* Your task: Extract each record and reproduce it exactly.

[Opening Supplied material section]

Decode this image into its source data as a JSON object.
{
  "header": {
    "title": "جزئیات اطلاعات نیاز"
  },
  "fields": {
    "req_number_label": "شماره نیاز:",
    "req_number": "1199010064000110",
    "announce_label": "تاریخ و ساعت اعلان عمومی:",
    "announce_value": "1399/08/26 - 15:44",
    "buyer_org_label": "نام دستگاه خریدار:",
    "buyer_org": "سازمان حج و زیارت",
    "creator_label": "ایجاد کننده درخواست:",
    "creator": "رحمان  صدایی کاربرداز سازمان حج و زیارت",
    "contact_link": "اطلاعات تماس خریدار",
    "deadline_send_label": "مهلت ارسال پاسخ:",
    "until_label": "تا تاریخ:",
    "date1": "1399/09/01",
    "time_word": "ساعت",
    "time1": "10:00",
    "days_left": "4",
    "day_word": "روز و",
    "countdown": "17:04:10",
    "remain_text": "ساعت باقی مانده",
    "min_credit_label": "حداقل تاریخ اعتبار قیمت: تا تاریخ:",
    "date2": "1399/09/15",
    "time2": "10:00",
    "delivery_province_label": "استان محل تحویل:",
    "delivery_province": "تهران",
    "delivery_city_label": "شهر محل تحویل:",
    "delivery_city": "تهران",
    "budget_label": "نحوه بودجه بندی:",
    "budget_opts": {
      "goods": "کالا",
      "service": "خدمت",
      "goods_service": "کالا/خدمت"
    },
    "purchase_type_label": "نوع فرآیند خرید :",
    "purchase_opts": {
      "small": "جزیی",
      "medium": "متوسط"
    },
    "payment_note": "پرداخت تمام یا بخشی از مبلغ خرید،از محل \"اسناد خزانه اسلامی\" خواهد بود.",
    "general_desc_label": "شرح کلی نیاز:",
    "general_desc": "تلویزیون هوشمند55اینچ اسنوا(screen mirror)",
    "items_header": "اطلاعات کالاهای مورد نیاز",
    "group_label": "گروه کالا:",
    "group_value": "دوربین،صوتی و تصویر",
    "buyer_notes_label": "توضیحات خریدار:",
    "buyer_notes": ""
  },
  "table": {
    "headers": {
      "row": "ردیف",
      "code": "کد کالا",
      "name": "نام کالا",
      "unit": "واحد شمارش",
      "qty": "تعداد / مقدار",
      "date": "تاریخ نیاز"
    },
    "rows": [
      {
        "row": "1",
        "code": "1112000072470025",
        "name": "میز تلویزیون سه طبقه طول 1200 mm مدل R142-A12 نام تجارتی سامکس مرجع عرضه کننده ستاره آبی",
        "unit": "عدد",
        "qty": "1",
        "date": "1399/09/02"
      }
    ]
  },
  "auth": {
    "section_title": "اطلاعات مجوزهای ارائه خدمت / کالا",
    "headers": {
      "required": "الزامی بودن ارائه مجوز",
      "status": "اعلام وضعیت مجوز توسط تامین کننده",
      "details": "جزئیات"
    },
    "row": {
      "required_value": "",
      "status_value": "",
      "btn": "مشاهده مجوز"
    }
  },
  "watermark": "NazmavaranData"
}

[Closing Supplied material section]

* The completed task:
Decode this image into its source data as a JSON object.
{
  "header": {
    "title": "جزئیات اطلاعات نیاز"
  },
  "fields": {
    "req_number_label": "شماره نیاز:",
    "req_number": "1199010064000110",
    "announce_label": "تاریخ و ساعت اعلان عمومی:",
    "announce_value": "1399/08/26 - 15:44",
    "buyer_org_label": "نام دستگاه خریدار:",
    "buyer_org": "سازمان حج و زیارت",
    "creator_label": "ایجاد کننده درخواست:",
    "creator": "رحمان  صدایی کاربرداز سازمان حج و زیارت",
    "contact_link": "اطلاعات تماس خریدار",
    "deadline_send_label": "مهلت ارسال پاسخ:",
    "until_label": "تا تاریخ:",
    "date1": "1399/09/01",
    "time_word": "ساعت",
    "time1": "10:00",
    "days_left": "4",
    "day_word": "روز و",
    "countdown": "17:04:10",
    "remain_text": "ساعت باقی مانده",
    "min_credit_label": "حداقل تاریخ اعتبار قیمت: تا تاریخ:",
    "date2": "1399/09/15",
    "time2": "10:00",
    "delivery_province_label": "استان محل تحویل:",
    "delivery_province": "تهران",
    "delivery_city_label": "شهر محل تحویل:",
    "delivery_city": "تهران",
    "budget_label": "نحوه بودجه بندی:",
    "budget_opts": {
      "goods": "کالا",
      "service": "خدمت",
      "goods_service": "کالا/خدمت"
    },
    "purchase_type_label": "نوع فرآیند خرید :",
    "purchase_opts": {
      "small": "جزیی",
      "medium": "متوسط"
    },
    "payment_note": "پرداخت تمام یا بخشی از مبلغ خرید،از محل \"اسناد خزانه اسلامی\" خواهد بود.",
    "general_desc_label": "شرح کلی نیاز:",
    "general_desc": "تلویزیون هوشمند55اینچ اسنوا(screen mirror)",
    "items_header": "اطلاعات کالاهای مورد نیاز",
    "group_label": "گروه کالا:",
    "group_value": "دوربین،صوتی و تصویر",
    "buyer_notes_label": "توضیحات خریدار:",
    "buyer_notes": ""
  },
  "table": {
    "headers": {
      "row": "ردیف",
      "code": "کد کالا",
      "name": "نام کالا",
      "unit": "واحد شمارش",
      "qty": "تعداد / مقدار",
      "date": "تاریخ نیاز"
    },
    "rows": [
      {
        "row": "1",
        "code": "1112000072470025",
        "name": "میز تلویزیون سه طبقه طول 1200 mm مدل R142-A12 نام تجارتی سامکس مرجع عرضه کننده ستاره آبی",
        "unit": "عدد",
        "qty": "1",
        "date": "1399/09/02"
      }
    ]
  },
  "auth": {
    "section_title": "اطلاعات مجوزهای ارائه خدمت / کالا",
    "headers": {
      "required": "الزامی بودن ارائه مجوز",
      "status": "اعلام وضعیت مجوز توسط تامین کننده",
      "details": "جزئیات"
    },
    "row": {
      "required_value": "",
      "status_value": "",
      "btn": "مشاهده مجوز"
    }
  },
  "watermark": "NazmavaranData"
}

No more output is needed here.